Problem description
When you have gone through the entries below, state how many lines include the word "workflowy" and write nothing else.

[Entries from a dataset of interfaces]
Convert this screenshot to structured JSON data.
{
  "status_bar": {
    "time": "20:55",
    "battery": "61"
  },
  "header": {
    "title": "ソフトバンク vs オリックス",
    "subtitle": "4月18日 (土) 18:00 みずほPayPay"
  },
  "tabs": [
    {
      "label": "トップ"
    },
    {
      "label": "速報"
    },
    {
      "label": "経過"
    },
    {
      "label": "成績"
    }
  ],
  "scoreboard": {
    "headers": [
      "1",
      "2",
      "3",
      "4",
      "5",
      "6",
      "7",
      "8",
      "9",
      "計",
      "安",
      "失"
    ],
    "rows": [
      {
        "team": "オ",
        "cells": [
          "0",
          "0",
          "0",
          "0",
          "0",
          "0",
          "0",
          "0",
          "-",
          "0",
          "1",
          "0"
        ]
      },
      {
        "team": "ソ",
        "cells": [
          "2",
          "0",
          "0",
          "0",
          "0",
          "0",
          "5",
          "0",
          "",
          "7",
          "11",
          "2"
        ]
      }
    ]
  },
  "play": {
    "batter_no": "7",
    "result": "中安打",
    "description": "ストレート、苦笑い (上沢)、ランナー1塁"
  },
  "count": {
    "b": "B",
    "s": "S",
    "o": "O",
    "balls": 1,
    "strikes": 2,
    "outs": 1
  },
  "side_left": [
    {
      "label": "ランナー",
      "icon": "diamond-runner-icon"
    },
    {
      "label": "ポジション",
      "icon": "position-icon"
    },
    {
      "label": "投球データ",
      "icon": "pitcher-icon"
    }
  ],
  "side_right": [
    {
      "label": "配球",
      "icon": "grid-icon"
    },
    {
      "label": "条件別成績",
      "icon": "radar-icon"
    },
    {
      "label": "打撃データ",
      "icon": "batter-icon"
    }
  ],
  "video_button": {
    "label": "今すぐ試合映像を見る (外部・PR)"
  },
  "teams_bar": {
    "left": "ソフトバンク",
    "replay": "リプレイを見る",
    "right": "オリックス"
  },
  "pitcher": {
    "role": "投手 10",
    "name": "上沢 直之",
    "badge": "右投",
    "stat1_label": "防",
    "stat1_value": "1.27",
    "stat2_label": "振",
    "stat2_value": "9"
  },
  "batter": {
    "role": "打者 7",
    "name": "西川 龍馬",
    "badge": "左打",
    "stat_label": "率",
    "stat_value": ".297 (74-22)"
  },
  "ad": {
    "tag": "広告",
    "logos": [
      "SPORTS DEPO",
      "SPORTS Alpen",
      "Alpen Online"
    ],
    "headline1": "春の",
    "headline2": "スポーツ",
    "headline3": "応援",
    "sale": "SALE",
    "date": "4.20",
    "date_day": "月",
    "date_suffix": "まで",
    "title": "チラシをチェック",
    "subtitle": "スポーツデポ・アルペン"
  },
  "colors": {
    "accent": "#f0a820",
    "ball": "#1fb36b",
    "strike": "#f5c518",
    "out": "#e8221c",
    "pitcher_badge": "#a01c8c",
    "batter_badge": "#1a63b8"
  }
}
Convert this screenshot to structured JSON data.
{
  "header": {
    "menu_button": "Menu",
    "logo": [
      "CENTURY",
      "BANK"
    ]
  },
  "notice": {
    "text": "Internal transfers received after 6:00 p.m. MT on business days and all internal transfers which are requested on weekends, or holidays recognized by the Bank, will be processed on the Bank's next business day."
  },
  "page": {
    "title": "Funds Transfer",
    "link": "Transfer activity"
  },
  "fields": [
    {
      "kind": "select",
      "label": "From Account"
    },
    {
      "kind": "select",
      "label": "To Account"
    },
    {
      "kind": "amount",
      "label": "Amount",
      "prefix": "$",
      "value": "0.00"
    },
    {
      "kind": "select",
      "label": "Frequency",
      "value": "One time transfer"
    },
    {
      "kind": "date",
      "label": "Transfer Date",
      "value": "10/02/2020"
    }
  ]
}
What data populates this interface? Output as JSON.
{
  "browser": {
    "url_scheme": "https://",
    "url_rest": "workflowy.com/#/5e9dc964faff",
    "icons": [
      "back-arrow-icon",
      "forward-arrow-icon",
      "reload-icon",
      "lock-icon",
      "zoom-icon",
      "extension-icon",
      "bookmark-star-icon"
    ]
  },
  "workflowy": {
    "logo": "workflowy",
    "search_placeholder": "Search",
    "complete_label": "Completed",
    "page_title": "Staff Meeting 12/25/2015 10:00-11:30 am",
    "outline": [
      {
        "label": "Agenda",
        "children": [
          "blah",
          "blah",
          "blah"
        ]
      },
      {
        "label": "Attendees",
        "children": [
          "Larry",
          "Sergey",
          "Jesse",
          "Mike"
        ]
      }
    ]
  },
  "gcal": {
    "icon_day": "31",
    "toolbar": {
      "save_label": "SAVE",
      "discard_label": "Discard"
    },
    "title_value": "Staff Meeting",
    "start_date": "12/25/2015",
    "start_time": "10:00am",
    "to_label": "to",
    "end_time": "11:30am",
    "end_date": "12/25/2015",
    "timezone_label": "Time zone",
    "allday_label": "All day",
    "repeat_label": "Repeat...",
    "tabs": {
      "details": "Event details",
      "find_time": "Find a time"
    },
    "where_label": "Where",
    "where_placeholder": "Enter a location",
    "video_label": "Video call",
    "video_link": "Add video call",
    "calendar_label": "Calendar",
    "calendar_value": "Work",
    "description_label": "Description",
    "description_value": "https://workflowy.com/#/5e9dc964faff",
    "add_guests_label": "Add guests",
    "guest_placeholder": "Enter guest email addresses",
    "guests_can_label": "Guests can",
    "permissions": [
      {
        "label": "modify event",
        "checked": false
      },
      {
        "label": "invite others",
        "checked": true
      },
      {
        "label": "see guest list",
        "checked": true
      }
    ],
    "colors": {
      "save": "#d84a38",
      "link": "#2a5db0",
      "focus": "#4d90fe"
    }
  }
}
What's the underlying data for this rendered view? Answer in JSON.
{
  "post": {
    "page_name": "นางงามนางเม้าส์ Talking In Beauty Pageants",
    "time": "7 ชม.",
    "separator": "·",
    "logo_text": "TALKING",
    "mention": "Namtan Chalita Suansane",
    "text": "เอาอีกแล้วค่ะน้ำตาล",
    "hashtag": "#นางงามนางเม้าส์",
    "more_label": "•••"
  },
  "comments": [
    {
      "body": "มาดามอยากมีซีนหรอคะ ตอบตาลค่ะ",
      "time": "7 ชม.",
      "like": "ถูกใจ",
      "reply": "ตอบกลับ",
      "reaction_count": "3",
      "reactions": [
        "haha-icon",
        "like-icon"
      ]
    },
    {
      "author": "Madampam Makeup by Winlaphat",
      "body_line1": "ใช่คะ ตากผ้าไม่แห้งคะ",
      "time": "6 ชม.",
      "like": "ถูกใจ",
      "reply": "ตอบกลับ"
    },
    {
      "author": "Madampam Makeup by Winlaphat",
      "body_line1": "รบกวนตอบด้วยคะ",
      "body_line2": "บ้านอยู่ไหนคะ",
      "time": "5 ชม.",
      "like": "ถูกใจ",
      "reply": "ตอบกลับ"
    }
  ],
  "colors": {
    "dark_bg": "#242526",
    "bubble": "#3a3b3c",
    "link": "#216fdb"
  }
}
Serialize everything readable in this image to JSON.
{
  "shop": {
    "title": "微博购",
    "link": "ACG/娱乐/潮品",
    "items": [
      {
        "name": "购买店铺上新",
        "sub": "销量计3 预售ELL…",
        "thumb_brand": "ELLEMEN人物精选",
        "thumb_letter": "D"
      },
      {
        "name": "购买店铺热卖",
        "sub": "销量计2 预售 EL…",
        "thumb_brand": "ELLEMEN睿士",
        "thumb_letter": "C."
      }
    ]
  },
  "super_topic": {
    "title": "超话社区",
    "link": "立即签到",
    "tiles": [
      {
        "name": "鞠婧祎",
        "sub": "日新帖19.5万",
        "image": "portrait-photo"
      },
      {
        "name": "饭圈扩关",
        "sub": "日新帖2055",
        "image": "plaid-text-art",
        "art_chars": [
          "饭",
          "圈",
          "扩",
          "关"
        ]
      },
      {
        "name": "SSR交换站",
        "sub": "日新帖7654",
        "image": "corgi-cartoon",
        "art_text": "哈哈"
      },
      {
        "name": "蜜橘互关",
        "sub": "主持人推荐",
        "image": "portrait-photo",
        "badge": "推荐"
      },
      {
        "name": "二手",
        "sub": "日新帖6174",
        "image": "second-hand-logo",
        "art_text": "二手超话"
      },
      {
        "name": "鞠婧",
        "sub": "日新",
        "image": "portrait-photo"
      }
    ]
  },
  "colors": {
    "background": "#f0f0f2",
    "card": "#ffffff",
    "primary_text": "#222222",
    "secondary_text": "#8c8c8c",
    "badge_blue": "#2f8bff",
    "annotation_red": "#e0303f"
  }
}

Answer space
4